These include, for instance, the property of being automorph-conjugate, procharacteristic, paracharacteristic, core-characteristic, closure-characteristic, and many others. For more information on such properties, refer subnormal-to-normal and normal-to-characteristic.

### Intermediate invariance properties

The invariance property for an automorphism property that is weaker than the property of being an inner automorphism, lies somewhere between characteristicity and normality. Here are some examples:

Invariance properties with respect to automorphisms that preserve additional structure imposed on the group, lie between characteristicity and normality. For instance:

## References

### Textbook references

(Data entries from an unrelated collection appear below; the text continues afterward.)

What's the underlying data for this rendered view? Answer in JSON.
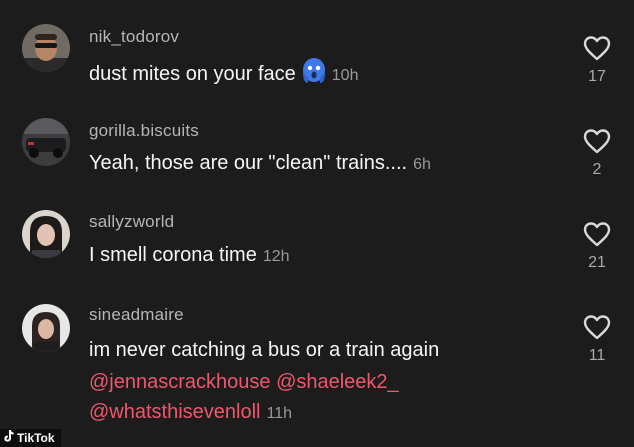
{
  "comments": [
    {
      "username": "nik_todorov",
      "text": "dust mites on your face",
      "emoji": "face-screaming-emoji",
      "time": "10h",
      "likes": "17"
    },
    {
      "username": "gorilla.biscuits",
      "text": "Yeah, those are our \"clean\" trains....",
      "time": "6h",
      "likes": "2"
    },
    {
      "username": "sallyzworld",
      "text": "I smell corona time",
      "time": "12h",
      "likes": "21"
    },
    {
      "username": "sineadmaire",
      "text": "im never catching a bus or a train again",
      "mentions_line1": "@jennascrackhouse @shaeleek2_",
      "mentions_line2": "@whatsthisevenloll",
      "time": "11h",
      "likes": "11"
    }
  ],
  "watermark": "TikTok",
  "icons": {
    "like": "heart-outline-icon",
    "watermark_logo": "tiktok-note-icon"
  },
  "colors": {
    "background": "#1c1c1c",
    "mention": "#f0566d",
    "username": "#b6b6b6"
  }
}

• Groups and representations by Jonathan Lazare Alperin and Rowen B. Bell, ISBN 0387945261, More info, Page 17
• Abstract Algebra by David S. Dummit and Richard M. Foote, 10-digit ISBN 0471433349, 13-digit ISBN 978-0471433347, More info, Page 135, Page 137 (Problem 6)
• Topics in Algebra by I. N. Herstein, More info, Page 70, Problem 7(a)
• A Course in the Theory of Groups by Derek J. S. Robinson, ISBN 0387944613, More info, Page 28, 1.5.6(i)
• Algebra by Michael Artin, ISBN 0130047635, 13-digit ISBN 978-0130047632, More info, Page 234, Exercise 7 of Section 8 (Generators and relations)
• Nilpotent groups and their automorphisms by Evgenii I. Khukhro, ISBN 3110136724, More info, Page 4, Section 1.1 (statement and proof as passing mention in paragraph)